Sense and Sensibility is the first published novel by Jane Austen. A few months ago I read Austen’s juvenilia and I am endeavoring to read through Austen’s work in order of publication. I’ve read all of her published novels before so this is at least my second time reading this novel and, to be honest, I’d pretty much forgotten just about everything. I knew that there would be a happy ending which means, when one is reading a romance novel, marriage.
It’s typically this novel and Pride and Prejudice that make one feel “if you’ve read one Jane Austen novel you’ve read them all” for there are many of the same qualities. Two sisters who love one another dearly are left without a promising inheritance and, therefor, must make a good marriage or be (perish the thought) spinsters. Elinor exemplifies sense, rarely reacting to anything or anyone, maintaining an equilibrium throughout. When overcome with emotion, she withdraws for a while until she is once again able to compose herself. Her sister, Marianne, on the other hand, is highly responsive, driven by her emotions and her emotional ideals. Both sisters make ideal matches that complement their innate natures and presumably live happily ever after.
And that should be that, right? I mean, what more can one say about an Austen novel?
There is a curious sexual politics that I noticed this time upon reading the novel. Austen seems to be promoting the sort of absence of passion that has often been used to belittle and denigrate women as “the weaker sex.” Bearing in mind that women were often (mis)treated for hysteria simply because they expressed their sensibilities, that the idea of “sensibility” itself implies a compassion or empathy, an intuitive, albeit emotional, responsiveness, it is interesting to ponder whether Austen was necessarily decrying the natural emotions or not. After all, Marianne, of the two sisters, makes the more profitable match. However, Austen is quoted as saying that Marianne would come to realize the error of her ways and it is not her sensibility that leads her to happiness so much as her plain good sense. (I wish I could cite the quote. Unfortunately, it is something I read in passing ages ago and now I cannot recall where. If you can tell me the book and page, I’d be grateful.)
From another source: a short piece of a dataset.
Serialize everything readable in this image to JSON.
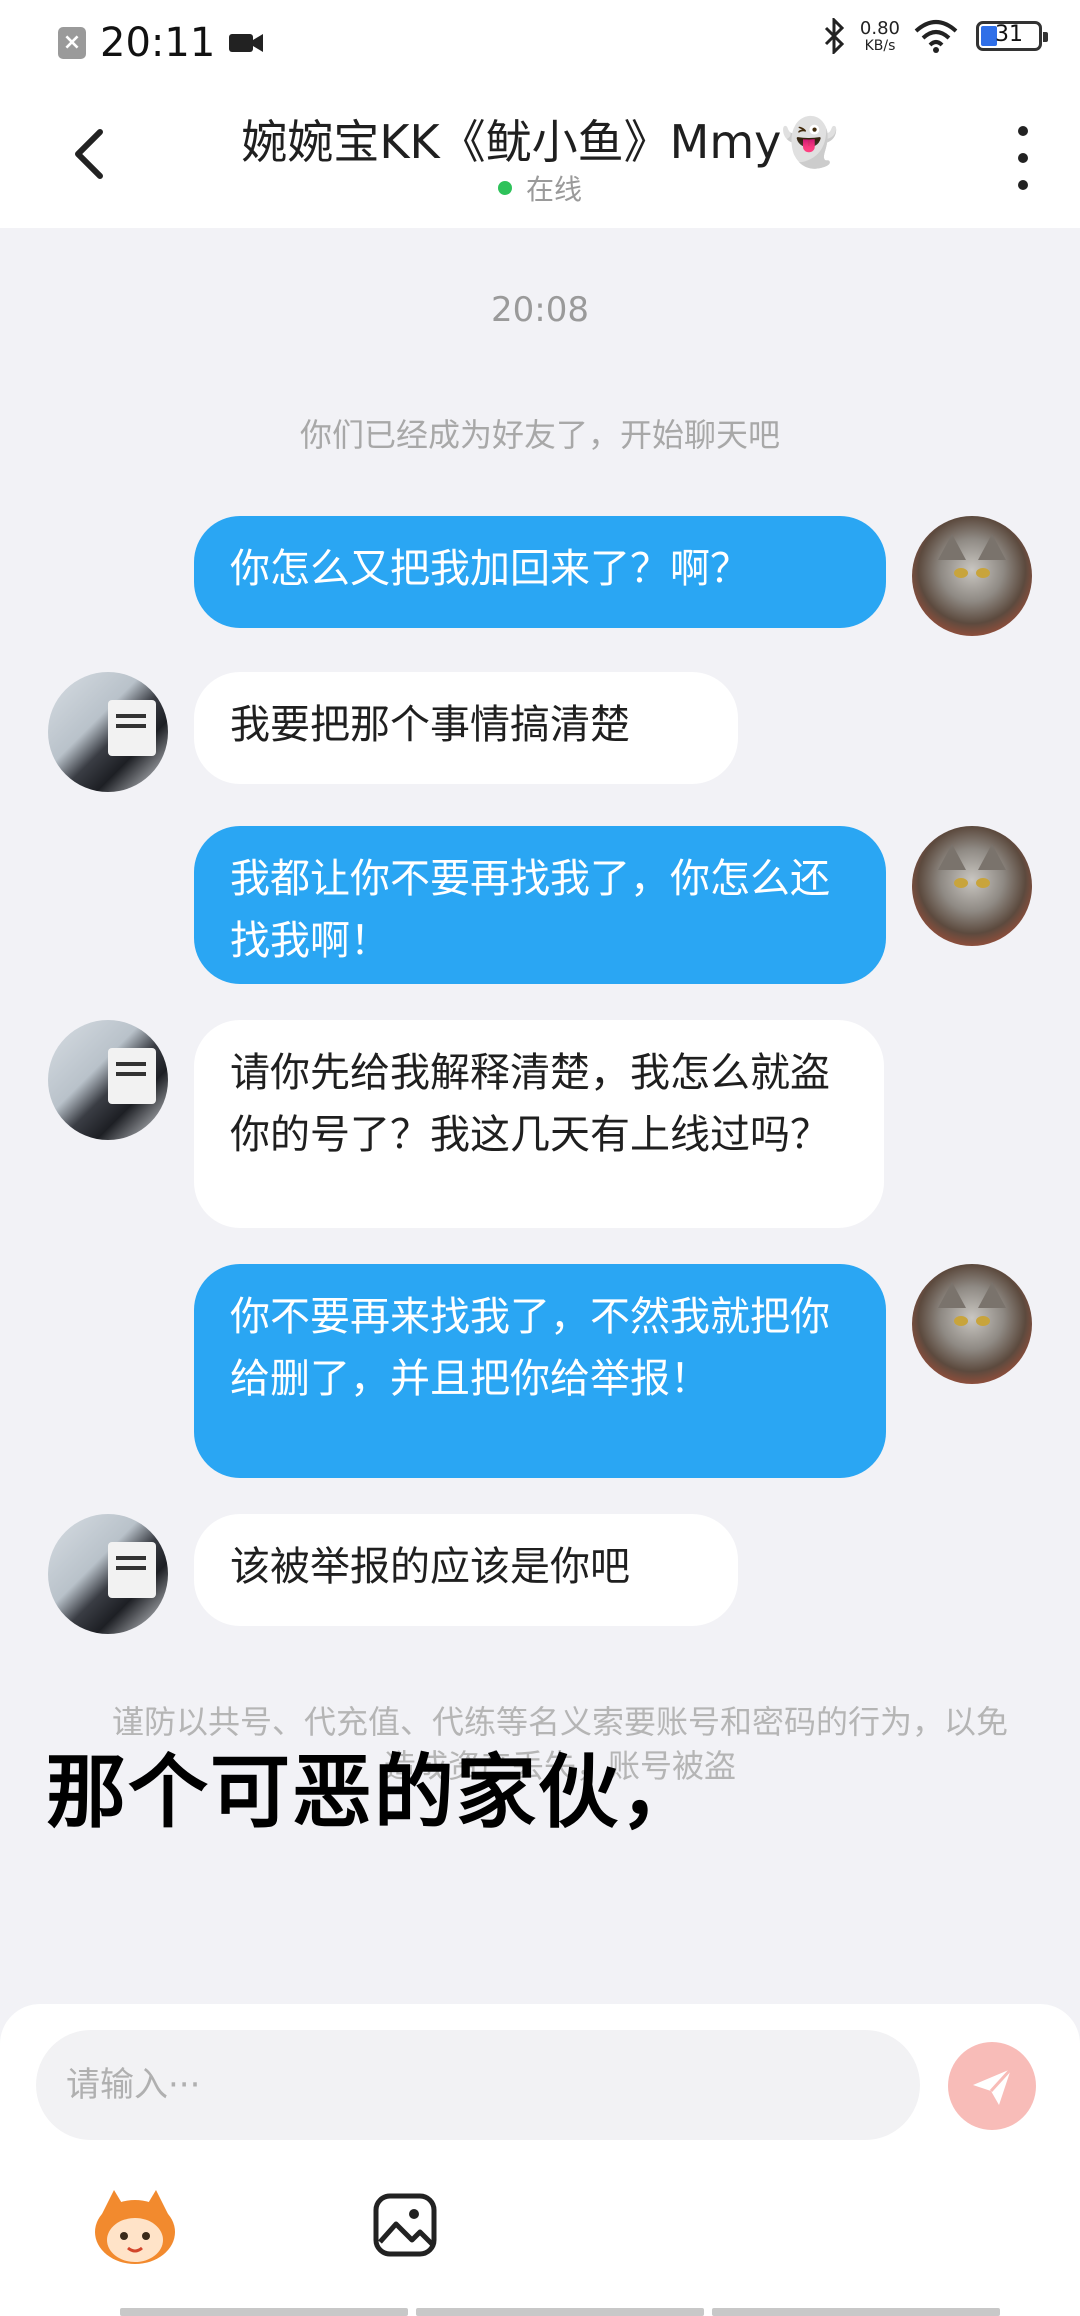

I suppose I’m just trying to find something interesting to say about this novel because, really, one doesn’t turn to Austen in search of feminist themes and, no matter how I twist and turn the text, it is merely a romance. But in light of my typical distaste for romance novels, I still find myself delighted whenever I read Jane Austen.